Adventures in Post-Proposal Reading: The Essential Dykes to Watch Out For
First off, I want to apologize to my vast legion of followers across the Internet for the long break between posts. The main reason that I’ve been gone has been the fact that I was spending a lot of time obsessing over my dissertation prospectus, which I finally defended last week. With all that fear and trembling momentarily abated, I’m planning to write a series of intermittent posts about books not directly related to my doctoral research.
Right now, I’m about halfway through award-winning graphic novelist Alison Bechdel’s Essential Dykes to Watch out For. This was not how I planned to start my summer reading. I who had such dreams of finally getting around to devouring War and Peace, In Search of Lost Time, or the collected works of Perry Anderson. That said, this twenty-year soap opera chronicling the ups and downs of a group of lesbian friends living in a town loosely based on Minneapolis has proved a good a place to start as any.
Dykes to Watch out For was a comic strip that ran in alternative weeklies between 1983 and 2008. The strip centers on Mo, a radical feminist, voluble neurotic, and women’s bookstore clerk, and her racially diverse group of friends, who work to advance social justice in battered women’s shelters, environmental law, and academia. They also have a lot of drama in their romantic lives.
It’s fascinating to read the series’ take on the development of the gay rights movement, which Mo already berates for its apparent rightward turn as early as the 1987 March on Washington. As self-declared gay conservatives such as Andrew Sullivan began to gain prominence in the early 1990s with calls for society to accept gays as “normal” rather than advocating for radical social change, Mo’s expresses increasing frustration. Wasn’t being queer about challenging the confines of traditional patriarchal society? Wasn’t it also about attacking hierarchies of class, race, and gender more generally? Mo complains that she will explode next time she hears the phrase “we’re just like everybody else.”
The tension between a queer politics based on challenging social injustice and one that advocates for wide social acceptance underlie some of the best moments in Dykes to Watch out For. For all her radicalism, Mo recognizes that the desire of her friends to raise children, get married, and lead middle class professional lives outside of the closet challenges deeply held heterosexist conventions about what gay people should and should not be. For all her emphasis on subversion, Mo strongly believes in gay rights and gay equality. The series also does a nice job showing how radical lesbians themselves sometimes had difficulty accepting difference into their ranks. In a 1994 strip about including bisexuals and transgendered people in her reading series, Mo admits that she’s “still trying to adjust to lesbians using dildos! What am I supposed to make of a man who became a woman who’s attracted to women?!” Eventually, she comes around.

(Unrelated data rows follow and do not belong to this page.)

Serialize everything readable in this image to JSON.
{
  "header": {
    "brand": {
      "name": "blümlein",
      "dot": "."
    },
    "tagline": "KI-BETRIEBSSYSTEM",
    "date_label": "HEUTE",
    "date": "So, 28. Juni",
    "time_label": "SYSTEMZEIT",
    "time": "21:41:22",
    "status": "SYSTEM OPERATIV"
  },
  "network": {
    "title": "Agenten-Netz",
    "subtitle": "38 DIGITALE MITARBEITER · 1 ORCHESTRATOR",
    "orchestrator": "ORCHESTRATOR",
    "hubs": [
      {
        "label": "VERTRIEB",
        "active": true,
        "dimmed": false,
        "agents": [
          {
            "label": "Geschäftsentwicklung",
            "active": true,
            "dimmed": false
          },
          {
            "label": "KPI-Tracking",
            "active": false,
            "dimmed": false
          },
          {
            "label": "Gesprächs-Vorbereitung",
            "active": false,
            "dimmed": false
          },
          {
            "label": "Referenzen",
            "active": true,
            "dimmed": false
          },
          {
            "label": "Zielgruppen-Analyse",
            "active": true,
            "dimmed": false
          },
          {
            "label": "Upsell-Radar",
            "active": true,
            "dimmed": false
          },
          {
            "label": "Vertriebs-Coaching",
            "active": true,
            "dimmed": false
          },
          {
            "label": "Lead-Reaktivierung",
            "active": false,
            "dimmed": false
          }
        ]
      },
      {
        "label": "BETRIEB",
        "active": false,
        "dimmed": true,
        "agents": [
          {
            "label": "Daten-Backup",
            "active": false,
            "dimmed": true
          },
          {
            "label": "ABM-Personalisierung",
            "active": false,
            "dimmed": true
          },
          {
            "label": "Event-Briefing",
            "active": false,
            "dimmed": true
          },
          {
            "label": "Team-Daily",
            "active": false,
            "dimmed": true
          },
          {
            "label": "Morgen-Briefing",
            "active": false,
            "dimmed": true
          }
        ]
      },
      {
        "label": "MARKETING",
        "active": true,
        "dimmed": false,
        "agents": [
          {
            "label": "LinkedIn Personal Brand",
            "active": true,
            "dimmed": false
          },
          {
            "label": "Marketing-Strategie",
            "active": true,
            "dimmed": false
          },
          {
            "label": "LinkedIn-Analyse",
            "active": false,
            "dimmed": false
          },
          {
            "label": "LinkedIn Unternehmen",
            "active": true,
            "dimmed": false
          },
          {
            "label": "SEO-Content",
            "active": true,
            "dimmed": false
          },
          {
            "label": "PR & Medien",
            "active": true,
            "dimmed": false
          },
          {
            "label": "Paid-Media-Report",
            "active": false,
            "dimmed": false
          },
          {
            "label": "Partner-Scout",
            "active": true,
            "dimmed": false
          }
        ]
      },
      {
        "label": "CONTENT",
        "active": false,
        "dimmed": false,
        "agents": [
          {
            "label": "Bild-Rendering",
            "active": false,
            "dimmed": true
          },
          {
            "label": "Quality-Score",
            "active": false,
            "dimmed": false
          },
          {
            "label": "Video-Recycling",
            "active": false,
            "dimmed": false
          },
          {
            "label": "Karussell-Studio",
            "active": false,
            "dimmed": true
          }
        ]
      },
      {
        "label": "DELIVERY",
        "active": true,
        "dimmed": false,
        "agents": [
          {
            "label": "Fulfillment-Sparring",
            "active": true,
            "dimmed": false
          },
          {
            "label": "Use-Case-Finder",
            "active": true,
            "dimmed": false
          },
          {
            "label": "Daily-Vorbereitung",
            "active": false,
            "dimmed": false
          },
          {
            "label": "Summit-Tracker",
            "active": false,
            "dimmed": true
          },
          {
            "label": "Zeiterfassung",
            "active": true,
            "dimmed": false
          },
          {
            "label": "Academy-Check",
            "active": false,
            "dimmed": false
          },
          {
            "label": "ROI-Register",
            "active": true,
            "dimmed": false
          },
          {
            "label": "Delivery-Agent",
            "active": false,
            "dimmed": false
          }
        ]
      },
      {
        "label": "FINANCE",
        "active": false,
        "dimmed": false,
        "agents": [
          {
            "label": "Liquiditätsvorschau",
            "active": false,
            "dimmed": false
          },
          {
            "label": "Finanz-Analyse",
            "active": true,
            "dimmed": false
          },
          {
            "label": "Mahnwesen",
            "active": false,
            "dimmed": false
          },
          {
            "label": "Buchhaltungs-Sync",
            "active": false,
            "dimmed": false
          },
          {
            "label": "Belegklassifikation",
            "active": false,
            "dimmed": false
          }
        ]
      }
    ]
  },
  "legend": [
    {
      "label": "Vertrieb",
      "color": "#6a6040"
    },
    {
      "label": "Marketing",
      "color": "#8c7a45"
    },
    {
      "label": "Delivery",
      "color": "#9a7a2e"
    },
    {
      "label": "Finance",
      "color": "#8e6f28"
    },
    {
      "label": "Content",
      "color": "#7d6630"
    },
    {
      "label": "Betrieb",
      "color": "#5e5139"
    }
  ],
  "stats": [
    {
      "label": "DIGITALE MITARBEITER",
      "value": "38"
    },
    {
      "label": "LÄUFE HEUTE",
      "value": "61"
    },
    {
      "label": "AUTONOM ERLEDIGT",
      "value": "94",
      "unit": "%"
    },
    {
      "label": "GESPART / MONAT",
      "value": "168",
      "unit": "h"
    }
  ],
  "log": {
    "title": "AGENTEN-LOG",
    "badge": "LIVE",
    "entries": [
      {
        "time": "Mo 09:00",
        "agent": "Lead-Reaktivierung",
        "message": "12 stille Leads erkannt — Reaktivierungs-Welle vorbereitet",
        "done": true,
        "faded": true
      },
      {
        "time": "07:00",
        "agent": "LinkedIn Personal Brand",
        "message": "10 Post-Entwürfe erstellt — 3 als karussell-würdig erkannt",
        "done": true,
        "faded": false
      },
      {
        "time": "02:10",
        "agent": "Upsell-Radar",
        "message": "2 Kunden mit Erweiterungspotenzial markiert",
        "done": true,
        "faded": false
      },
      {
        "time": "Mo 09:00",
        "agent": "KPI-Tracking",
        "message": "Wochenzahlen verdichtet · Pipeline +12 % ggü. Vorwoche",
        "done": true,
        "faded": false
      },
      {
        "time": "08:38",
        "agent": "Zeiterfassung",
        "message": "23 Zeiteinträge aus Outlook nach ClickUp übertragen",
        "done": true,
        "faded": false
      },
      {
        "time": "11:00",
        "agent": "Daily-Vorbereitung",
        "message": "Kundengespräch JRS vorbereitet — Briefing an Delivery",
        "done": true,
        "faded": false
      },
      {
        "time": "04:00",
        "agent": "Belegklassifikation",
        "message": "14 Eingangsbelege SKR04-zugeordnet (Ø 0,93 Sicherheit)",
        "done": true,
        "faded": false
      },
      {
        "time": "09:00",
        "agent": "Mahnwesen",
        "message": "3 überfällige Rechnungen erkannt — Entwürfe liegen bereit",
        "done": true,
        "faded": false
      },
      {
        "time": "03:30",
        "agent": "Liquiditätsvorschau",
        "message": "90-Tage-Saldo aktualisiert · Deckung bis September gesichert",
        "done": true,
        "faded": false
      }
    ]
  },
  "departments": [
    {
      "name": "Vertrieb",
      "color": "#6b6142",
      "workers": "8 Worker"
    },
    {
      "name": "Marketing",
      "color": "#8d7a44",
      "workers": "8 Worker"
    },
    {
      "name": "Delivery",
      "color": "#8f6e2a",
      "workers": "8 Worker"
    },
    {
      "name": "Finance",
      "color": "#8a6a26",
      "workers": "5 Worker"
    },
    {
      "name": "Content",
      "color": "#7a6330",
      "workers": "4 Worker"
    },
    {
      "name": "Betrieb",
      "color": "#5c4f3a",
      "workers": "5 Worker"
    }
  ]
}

All in all, this is a fantastic series and the perfect politically pointed, funny, and dramatic antidote for the crass commercialized “feminism” of Sex and the City Part II. Highly recommended.